Work task: Go through the data and copy each line where the word "duration" shows up.

Data for this task:
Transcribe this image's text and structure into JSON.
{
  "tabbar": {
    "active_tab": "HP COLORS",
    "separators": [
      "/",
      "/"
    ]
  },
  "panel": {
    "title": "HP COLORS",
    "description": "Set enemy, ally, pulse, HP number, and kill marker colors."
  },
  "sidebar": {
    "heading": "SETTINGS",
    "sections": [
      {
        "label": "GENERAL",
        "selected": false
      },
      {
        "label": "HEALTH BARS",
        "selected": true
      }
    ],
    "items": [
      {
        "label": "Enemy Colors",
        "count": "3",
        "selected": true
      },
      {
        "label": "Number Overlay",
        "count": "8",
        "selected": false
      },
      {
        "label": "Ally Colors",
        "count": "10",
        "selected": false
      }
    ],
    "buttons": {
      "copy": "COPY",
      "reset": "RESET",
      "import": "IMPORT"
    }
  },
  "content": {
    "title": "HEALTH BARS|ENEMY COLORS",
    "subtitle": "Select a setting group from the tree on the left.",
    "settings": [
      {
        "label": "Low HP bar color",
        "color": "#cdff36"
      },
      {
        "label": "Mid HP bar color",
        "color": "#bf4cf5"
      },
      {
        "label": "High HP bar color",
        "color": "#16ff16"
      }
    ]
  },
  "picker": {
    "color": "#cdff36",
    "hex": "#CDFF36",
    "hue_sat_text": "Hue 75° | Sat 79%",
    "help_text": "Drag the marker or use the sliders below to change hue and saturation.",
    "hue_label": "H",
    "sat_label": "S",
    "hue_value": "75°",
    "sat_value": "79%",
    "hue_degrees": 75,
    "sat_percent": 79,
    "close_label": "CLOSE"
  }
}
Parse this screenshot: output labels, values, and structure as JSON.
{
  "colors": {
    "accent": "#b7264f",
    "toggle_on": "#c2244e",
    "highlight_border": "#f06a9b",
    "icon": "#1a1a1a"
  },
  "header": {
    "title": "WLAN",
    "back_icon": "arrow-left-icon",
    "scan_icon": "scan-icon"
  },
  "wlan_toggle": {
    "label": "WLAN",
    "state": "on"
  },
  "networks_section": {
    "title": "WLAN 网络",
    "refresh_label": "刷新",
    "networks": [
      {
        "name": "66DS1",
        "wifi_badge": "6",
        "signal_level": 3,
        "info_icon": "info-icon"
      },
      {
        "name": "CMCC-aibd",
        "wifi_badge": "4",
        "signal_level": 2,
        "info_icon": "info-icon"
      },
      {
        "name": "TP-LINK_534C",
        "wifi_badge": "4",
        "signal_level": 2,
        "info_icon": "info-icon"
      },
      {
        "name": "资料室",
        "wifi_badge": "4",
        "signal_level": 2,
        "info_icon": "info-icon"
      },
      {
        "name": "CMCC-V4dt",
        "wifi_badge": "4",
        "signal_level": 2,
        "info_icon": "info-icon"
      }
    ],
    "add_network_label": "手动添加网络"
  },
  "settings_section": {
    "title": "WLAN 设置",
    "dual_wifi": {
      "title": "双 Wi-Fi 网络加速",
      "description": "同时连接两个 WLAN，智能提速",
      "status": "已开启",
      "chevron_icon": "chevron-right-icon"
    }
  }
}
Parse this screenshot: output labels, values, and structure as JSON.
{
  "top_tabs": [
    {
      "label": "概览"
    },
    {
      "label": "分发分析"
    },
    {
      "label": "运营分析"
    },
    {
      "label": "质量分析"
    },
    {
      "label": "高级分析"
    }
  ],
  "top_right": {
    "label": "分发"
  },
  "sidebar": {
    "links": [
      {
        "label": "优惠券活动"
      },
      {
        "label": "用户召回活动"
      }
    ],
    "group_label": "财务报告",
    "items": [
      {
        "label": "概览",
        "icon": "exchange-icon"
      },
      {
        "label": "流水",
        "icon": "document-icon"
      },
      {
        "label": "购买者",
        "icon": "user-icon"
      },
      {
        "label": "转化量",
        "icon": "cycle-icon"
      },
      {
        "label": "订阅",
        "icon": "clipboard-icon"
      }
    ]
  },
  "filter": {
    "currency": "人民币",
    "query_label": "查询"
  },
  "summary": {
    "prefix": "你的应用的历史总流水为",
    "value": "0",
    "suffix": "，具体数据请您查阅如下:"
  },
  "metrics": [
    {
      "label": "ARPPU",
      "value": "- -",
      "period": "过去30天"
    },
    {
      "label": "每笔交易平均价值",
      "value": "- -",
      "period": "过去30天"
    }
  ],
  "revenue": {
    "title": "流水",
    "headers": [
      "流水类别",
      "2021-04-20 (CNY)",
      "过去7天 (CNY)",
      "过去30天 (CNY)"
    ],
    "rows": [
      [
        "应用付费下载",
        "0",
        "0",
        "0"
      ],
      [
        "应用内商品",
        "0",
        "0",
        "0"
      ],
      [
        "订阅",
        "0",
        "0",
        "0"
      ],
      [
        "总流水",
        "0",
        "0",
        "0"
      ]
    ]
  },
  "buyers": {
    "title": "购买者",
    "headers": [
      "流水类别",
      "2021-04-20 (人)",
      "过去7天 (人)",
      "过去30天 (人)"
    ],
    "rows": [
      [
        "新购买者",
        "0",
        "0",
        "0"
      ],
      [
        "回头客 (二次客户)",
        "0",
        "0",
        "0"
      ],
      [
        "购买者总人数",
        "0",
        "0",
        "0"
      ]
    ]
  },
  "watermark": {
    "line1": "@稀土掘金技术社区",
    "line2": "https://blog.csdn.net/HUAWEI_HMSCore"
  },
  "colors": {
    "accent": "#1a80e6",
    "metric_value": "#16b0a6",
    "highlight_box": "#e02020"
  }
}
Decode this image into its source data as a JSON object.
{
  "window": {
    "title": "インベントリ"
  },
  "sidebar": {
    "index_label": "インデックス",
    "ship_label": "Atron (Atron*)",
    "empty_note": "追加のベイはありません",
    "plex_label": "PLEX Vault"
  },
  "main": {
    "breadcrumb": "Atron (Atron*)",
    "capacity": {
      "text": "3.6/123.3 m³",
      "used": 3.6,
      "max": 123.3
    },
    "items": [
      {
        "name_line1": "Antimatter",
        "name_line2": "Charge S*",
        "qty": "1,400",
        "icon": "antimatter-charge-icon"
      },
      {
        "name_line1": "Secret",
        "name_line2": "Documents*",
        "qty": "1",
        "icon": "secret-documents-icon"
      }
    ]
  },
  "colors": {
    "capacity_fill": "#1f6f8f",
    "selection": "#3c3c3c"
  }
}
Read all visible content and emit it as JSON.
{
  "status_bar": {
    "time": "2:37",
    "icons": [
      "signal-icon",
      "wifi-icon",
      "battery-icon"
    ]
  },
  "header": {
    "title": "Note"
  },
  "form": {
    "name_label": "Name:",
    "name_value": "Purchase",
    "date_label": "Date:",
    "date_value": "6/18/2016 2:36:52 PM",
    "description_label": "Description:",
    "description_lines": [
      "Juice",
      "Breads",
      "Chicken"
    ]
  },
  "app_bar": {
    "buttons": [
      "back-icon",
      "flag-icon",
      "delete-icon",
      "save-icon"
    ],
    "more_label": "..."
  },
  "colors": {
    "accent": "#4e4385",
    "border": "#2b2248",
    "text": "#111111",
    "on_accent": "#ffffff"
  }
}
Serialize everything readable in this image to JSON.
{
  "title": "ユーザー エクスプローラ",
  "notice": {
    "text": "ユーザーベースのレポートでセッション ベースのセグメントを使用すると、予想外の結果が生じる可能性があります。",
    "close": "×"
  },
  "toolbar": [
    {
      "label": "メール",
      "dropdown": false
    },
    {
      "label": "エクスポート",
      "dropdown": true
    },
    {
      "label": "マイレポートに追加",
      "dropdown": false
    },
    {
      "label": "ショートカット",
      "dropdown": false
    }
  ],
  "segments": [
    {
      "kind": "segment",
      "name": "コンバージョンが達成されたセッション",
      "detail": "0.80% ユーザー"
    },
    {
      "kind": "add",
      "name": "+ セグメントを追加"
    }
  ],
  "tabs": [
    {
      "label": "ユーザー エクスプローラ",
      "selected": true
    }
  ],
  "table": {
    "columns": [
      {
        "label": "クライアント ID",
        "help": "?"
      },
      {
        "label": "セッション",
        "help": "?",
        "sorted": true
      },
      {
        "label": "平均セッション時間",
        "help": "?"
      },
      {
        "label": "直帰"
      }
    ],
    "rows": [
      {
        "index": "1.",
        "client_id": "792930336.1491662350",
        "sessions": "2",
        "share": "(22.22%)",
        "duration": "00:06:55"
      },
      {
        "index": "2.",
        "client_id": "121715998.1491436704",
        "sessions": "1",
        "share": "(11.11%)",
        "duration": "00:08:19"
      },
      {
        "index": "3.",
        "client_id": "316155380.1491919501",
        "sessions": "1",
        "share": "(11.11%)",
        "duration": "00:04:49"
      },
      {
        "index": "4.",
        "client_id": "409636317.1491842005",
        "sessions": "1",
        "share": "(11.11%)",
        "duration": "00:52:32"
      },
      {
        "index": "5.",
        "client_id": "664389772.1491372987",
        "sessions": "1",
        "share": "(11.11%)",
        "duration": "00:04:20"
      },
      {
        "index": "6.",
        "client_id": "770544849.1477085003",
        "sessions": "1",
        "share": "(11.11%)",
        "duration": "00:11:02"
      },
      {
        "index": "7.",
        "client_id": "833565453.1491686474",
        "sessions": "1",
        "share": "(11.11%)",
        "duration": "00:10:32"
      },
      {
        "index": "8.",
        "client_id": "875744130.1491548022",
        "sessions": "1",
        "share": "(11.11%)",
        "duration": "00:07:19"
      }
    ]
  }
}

Task solution:
        "duration": "00:06:55"
        "duration": "00:08:19"
        "duration": "00:04:49"
        "duration": "00:52:32"
        "duration": "00:04:20"
        "duration": "00:11:02"
        "duration": "00:10:32"
        "duration": "00:07:19"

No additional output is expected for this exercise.